A Prior Pricing Agreement (APA) is a prior pricing agreement between a taxpayer and a tax authority on an appropriate transfer pricing methodology (TPM) for a set of transactions that take place over a period of time (referred to as “covered transactions”). Unilateral APAs However, it is possible for a taxpayer to negotiate a unilateral APA involving only the taxpayer and the IRS. In this case, both parties are negotiating an appropriate TPM for U.S. tax purposes only. If the taxpayer is involved in a dispute with a foreign tax authority over the transactions in question, the taxpayer may remedy the situation by requesting the competent U.S. authority to initiate a mutual agreement procedure. Of course, this presupposes that an applicable tax treaty is in force with foreign countries. Bilateral and multilateral ABS are generally bilateral or multilateral, i.e. they include agreements between the taxpayer and one or more foreign tax administrations that are under the supervision of the Mutual Understanding Procedure (MAGP) provided for in income tax treaties.  The taxpayer benefits from such agreements because he is assured that income associated with recorded transactions is not subject to double taxation by the IRS and the relevant foreign tax authorities. Irs policy is to “encourage” taxpayers to apply for bilateral or multilateral APAs where competent authority provisions exist. Most APAs affect U.S.
taxpayers and the U.S. Internal Revenue Service (IRS), but APAs are also manufactured outside the U.S.  The APA Program Each APA is overseen by an APA team. One of the designated team leaders of the APA program is responsible for building the team and typically consists of an economist, an international auditor, an LMSB field consultant, and, in bi- or multilateral cases, a U.S. consultant. Analyst of the competent authority responsible for conducting discussions with contractors.
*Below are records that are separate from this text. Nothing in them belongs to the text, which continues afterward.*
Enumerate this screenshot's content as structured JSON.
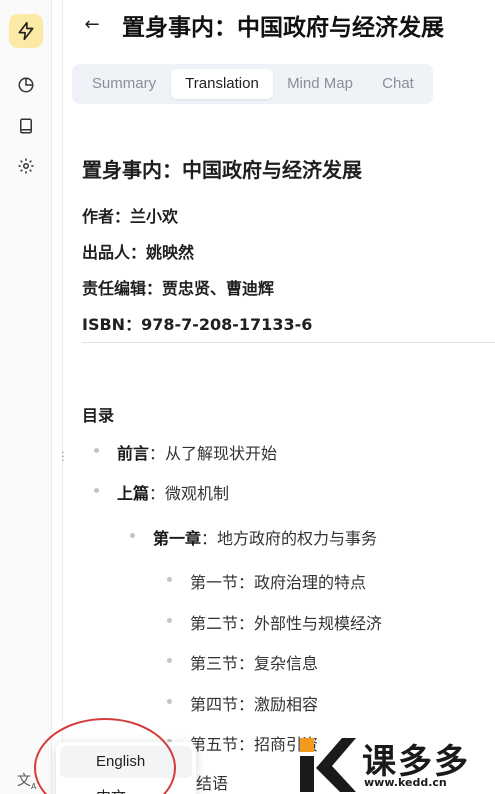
{
  "header": {
    "title": "置身事内：中国政府与经济发展"
  },
  "tabs": [
    {
      "label": "Summary",
      "active": false
    },
    {
      "label": "Translation",
      "active": true
    },
    {
      "label": "Mind Map",
      "active": false
    },
    {
      "label": "Chat",
      "active": false
    }
  ],
  "doc": {
    "title": "置身事内：中国政府与经济发展",
    "meta": [
      "作者：兰小欢",
      "出品人：姚映然",
      "责任编辑：贾忠贤、曹迪辉",
      "ISBN：978-7-208-17133-6"
    ]
  },
  "toc": {
    "heading": "目录",
    "items": [
      {
        "bold": "前言",
        "rest": "：从了解现状开始"
      },
      {
        "bold": "上篇",
        "rest": "：微观机制"
      },
      {
        "bold": "第一章",
        "rest": "：地方政府的权力与事务"
      },
      {
        "bold": "",
        "rest": "第一节：政府治理的特点"
      },
      {
        "bold": "",
        "rest": "第二节：外部性与规模经济"
      },
      {
        "bold": "",
        "rest": "第三节：复杂信息"
      },
      {
        "bold": "",
        "rest": "第四节：激励相容"
      },
      {
        "bold": "",
        "rest": "第五节：招商引资"
      }
    ],
    "tail": "结语"
  },
  "language_menu": {
    "selected": "English",
    "second": "中文"
  },
  "watermark": {
    "brand": "课多多",
    "url": "www.kedd.cn"
  },
  "colors": {
    "accent_logo_bg": "#fbe9a6",
    "annotation": "#d43b3b"
  }
}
Other team members may be an international technical advisor to the LMSB, LMSB audit staff, or a nominating agent. .